Jenny studied philosophy in college but, like everyone else in the field, couldnt find a job doing it. Luckily, shes a great software engineer, so she started out working at an online service, and thats the first time she really got a good sense of what good software development looked like. She moved to New York in 1998 to work on software quality at a financial software company. Shes managed a teams of developers, testers and PMs on software projects in media and finance since then. Shes traveled all over the world to work with different software teams and build all kinds of cool projects.
Table of Contents
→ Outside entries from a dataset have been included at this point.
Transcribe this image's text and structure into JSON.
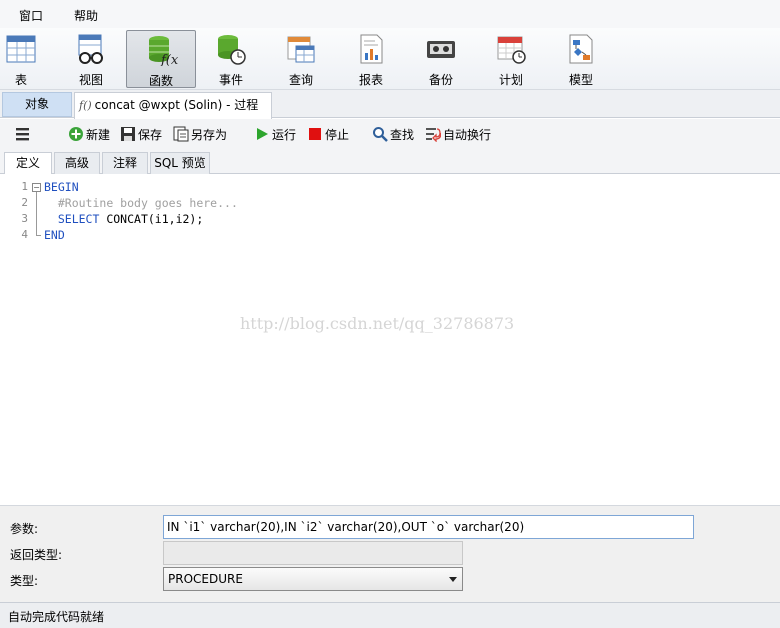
{
  "menu": {
    "items": [
      "窗口",
      "帮助"
    ]
  },
  "toolbar": {
    "items": [
      {
        "label": "表",
        "icon": "table-icon"
      },
      {
        "label": "视图",
        "icon": "view-glasses-icon"
      },
      {
        "label": "函数",
        "icon": "function-database-icon",
        "active": true
      },
      {
        "label": "事件",
        "icon": "event-clock-icon"
      },
      {
        "label": "查询",
        "icon": "query-grid-icon"
      },
      {
        "label": "报表",
        "icon": "report-chart-icon"
      },
      {
        "label": "备份",
        "icon": "backup-tape-icon"
      },
      {
        "label": "计划",
        "icon": "schedule-calendar-icon"
      },
      {
        "label": "模型",
        "icon": "model-diagram-icon"
      }
    ]
  },
  "object_tabs": {
    "objects_label": "对象",
    "proc_prefix": "f()",
    "proc_label": "concat @wxpt (Solin) - 过程"
  },
  "edit_toolbar": {
    "menu_icon": "hamburger-icon",
    "new_label": "新建",
    "save_label": "保存",
    "save_as_label": "另存为",
    "run_label": "运行",
    "stop_label": "停止",
    "find_label": "查找",
    "wrap_label": "自动换行"
  },
  "sub_tabs": [
    "定义",
    "高级",
    "注释",
    "SQL 预览"
  ],
  "editor": {
    "line_numbers": [
      "1",
      "2",
      "3",
      "4"
    ],
    "lines": {
      "l1_kw": "BEGIN",
      "l2_comment": "#Routine body goes here...",
      "l3_kw": "SELECT",
      "l3_rest": " CONCAT(i1,i2);",
      "l4_kw": "END"
    },
    "watermark": "http://blog.csdn.net/qq_32786873"
  },
  "properties": {
    "params_label": "参数:",
    "params_value": "IN `i1` varchar(20),IN `i2` varchar(20),OUT `o` varchar(20)",
    "return_type_label": "返回类型:",
    "return_type_value": "",
    "type_label": "类型:",
    "type_value": "PROCEDURE"
  },
  "status": {
    "text": "自动完成代码就绪"
  },
  "colors": {
    "keyword": "#1f4fbf",
    "comment": "#a0a0a0",
    "selected_tab": "#cfe0f4",
    "run_green": "#2da52d",
    "stop_red": "#e01010"
  }
}
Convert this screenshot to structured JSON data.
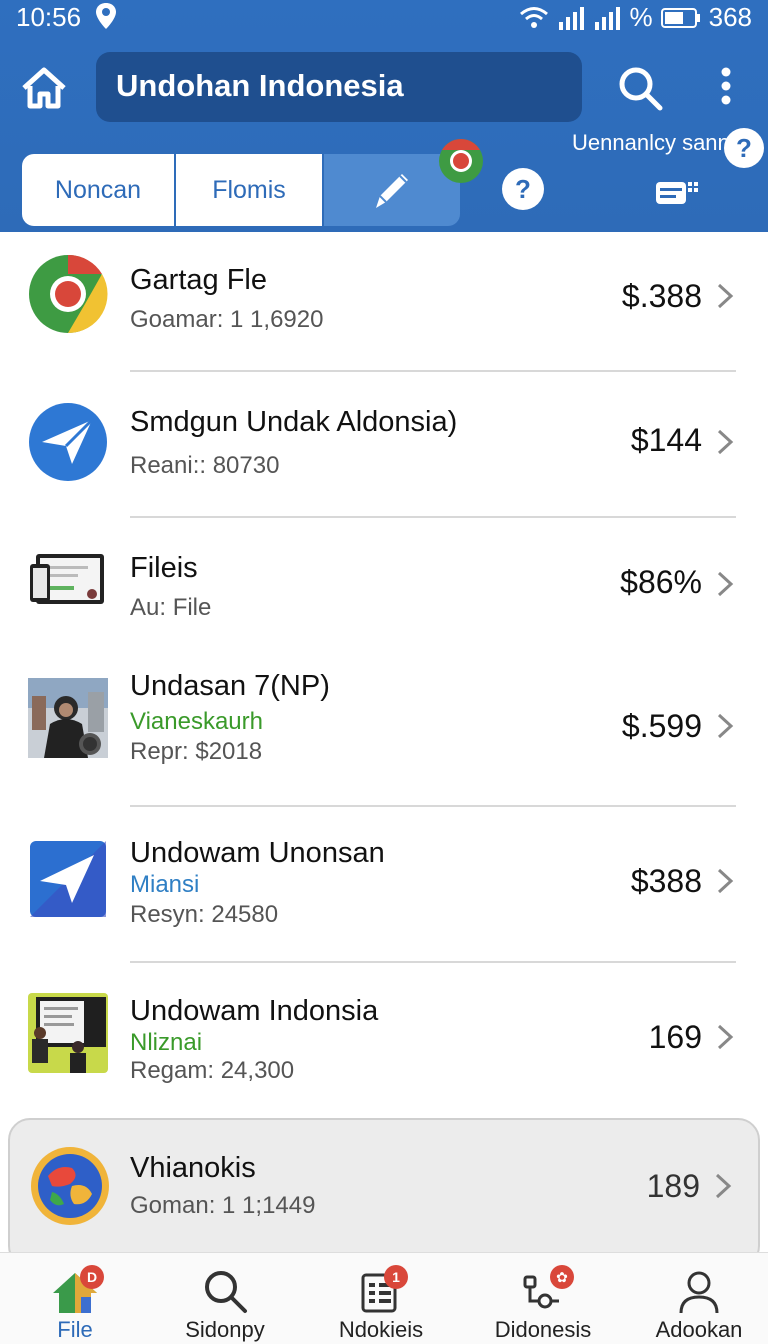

About the Author; Praise for Applied Software Project Management; Preface; Goals of the Book; Who Should Read This Book; Comments and Questions; Safari Enabled; Acknowledgments; Chapter 1: Introduction; 1.1 Tell Everyone the Truth All the Time; 1.2 Trust Your Team; 1.3 Review Everything, Test Everything; 1.4 All Software Engineers Are Created Equal; 1.5 Doing the Project Right Is Most Efficient; 1.6 Part I: Tools and Techniques; 1.7 Part II: Using Project Management Effectively; Part I: Tools and Techniques; Chapter 2: Software Project Planning; 2.1 Understand the Project Needs; 2.2 Create the Project Plan; 2.3 Diagnosing Project Planning Problems; Chapter 3: Estimation; 3.1 Elements of a Successful Estimate; 3.2 Wideband Delphi Estimation; 3.3 Other Estimation Techniques; 3.4 Diagnosing Estimation Problems; Chapter 4: Project Schedules; 4.1 Building the Project Schedule; 4.2 Managing Multiple Projects; 4.3 Use the Schedule to Manage Commitments; 4.4 Diagnosing Scheduling Problems; Chapter 5: Reviews; 5.1 Inspections; 5.2 Deskchecks; 5.3 Walkthroughs; 5.4 Code Reviews; 5.5 Pair Programming; 5.6 Use Inspections to Manage Commitments; 5.7 Diagnosing Review Problems; Chapter 6: Software Requirements; 6.1 Requirements Elicitation; 6.2 Use Cases; 6.3 Software Requirements Specification; 6.4 Change Control; 6.5 Introduce Software Requirements Carefully; 6.6 Diagnosing Software Requirements Problems; Chapter 7: Design and Programming; 7.1 Review the Design; 7.2 Version Control with Subversion; 7.3 Refactoring; 7.4 Unit Testing; 7.5 Use Automation; 7.6 Be Careful with Existing Projects; 7.7 Diagnosing Design and Programming Problems; Chapter 8: Software Testing; 8.1 Test Plans and Test Cases; 8.2 Test Execution; 8.3 Defect Tracking and Triage; 8.4 Test Environment and Performance Testing; 8.5 Smoke Tests; 8.6 Test Automation; 8.7 Postmortem Reports; 8.8 Using Software Testing Effectively; 8.9 Diagnosing Software Testing Problems; Part II: Using Project Management Effectively; Chapter 9: Understanding Change; 9.1 Why Change Fails; 9.2 How to Make Change Succeed; Chapter 10: Management and Leadership; 10.1 Take Responsibility; 10.2 Do Everything Out in the Open; 10.3 Manage the Organization; 10.4 Manage Your Team; Chapter 11: Managing an Outsourced Project; 11.1 Prevent Major Sources of Project Failure; 11.2 Management Issues in Outsourced Projects; 11.3 Collaborate with the Vendor; Chapter 12: Process Improvement; 12.1 Life Without a Software Process; 12.2 Software Process Improvement; 12.3 Moving Forward; Appendix A: Bibliography; Chapter 2. Software Project Planning; Chapter 3. Estimation; Chapter 4. Project Schedules; Chapter 5. Reviews; Chapter 6. Software Requirements; Chapter 7. Design and Programming; Chapter 8. Software Testing; Chapter 9. Understanding Change; Chapter 10. Management and Leadership; Chapter 11. Managing an Outsourced Project; Chapter 12. Process Improvement; Colophon;